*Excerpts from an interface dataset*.
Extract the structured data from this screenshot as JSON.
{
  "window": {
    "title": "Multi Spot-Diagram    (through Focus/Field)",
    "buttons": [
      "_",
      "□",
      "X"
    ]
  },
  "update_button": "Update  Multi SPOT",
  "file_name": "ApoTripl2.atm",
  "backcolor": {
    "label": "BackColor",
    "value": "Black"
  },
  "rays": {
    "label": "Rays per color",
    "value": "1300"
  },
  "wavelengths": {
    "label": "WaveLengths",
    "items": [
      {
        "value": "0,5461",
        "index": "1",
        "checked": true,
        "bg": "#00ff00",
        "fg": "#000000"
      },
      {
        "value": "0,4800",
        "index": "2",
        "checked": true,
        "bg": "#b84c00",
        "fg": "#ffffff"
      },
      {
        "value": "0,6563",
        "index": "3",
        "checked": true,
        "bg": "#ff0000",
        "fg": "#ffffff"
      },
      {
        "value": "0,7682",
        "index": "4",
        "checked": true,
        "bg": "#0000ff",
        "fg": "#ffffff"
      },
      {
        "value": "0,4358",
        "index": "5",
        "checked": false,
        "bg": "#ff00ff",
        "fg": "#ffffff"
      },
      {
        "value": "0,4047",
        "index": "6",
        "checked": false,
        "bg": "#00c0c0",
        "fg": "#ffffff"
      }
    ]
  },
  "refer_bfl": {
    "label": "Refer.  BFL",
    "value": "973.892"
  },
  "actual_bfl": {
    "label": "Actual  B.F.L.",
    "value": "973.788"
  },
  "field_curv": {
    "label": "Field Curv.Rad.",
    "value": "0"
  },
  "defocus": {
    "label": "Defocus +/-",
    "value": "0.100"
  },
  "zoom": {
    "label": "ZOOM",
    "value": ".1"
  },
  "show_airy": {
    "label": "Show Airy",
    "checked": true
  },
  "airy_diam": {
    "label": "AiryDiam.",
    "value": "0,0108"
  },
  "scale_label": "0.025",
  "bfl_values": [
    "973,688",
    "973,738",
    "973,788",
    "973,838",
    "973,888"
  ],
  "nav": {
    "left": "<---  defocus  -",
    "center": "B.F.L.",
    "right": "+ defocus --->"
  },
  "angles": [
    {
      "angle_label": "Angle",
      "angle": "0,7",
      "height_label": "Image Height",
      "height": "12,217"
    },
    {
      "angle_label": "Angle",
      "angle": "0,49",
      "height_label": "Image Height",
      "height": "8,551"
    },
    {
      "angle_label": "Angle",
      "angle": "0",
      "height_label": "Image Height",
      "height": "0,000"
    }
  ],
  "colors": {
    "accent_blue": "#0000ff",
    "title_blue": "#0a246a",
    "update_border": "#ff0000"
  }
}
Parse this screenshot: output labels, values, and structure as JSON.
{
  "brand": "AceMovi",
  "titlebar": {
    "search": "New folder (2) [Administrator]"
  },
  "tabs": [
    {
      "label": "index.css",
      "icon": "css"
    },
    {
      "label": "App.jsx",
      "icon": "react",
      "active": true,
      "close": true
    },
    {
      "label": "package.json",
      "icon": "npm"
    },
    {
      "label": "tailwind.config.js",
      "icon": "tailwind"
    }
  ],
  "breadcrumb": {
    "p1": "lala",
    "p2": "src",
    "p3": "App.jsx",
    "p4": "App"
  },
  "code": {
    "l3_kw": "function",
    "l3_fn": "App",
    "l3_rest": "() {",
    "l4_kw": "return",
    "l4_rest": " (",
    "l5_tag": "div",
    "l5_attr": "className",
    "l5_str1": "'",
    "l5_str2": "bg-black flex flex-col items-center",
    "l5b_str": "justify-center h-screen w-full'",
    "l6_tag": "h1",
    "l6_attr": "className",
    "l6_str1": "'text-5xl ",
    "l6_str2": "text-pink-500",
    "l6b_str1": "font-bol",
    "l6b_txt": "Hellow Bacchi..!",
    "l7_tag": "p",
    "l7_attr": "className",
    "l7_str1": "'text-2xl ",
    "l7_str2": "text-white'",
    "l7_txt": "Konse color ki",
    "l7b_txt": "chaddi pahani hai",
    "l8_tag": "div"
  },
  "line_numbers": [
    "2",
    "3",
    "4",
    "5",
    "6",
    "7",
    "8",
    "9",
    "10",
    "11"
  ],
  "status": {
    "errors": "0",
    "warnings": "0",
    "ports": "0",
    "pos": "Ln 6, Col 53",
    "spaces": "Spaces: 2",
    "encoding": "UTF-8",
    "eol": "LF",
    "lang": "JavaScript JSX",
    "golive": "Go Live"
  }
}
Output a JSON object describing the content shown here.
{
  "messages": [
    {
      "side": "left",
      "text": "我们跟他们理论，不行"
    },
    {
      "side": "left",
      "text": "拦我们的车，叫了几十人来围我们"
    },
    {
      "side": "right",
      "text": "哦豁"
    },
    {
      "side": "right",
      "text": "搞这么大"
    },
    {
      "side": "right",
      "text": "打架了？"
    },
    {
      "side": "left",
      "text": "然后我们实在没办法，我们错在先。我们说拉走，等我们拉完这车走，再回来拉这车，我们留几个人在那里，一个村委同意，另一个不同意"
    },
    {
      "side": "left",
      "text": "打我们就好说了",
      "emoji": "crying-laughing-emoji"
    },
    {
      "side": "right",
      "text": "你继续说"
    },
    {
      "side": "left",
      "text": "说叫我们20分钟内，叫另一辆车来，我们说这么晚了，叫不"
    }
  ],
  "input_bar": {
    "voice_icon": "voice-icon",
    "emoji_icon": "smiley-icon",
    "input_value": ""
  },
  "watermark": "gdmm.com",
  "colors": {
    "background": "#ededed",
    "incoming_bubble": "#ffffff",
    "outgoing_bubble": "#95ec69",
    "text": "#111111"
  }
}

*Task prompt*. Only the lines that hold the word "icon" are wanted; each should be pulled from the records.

*Result*.
      "icon": "css"
      "icon": "react",
      "icon": "npm"
      "icon": "tailwind"
    "voice_icon": "voice-icon",
    "emoji_icon": "smiley-icon",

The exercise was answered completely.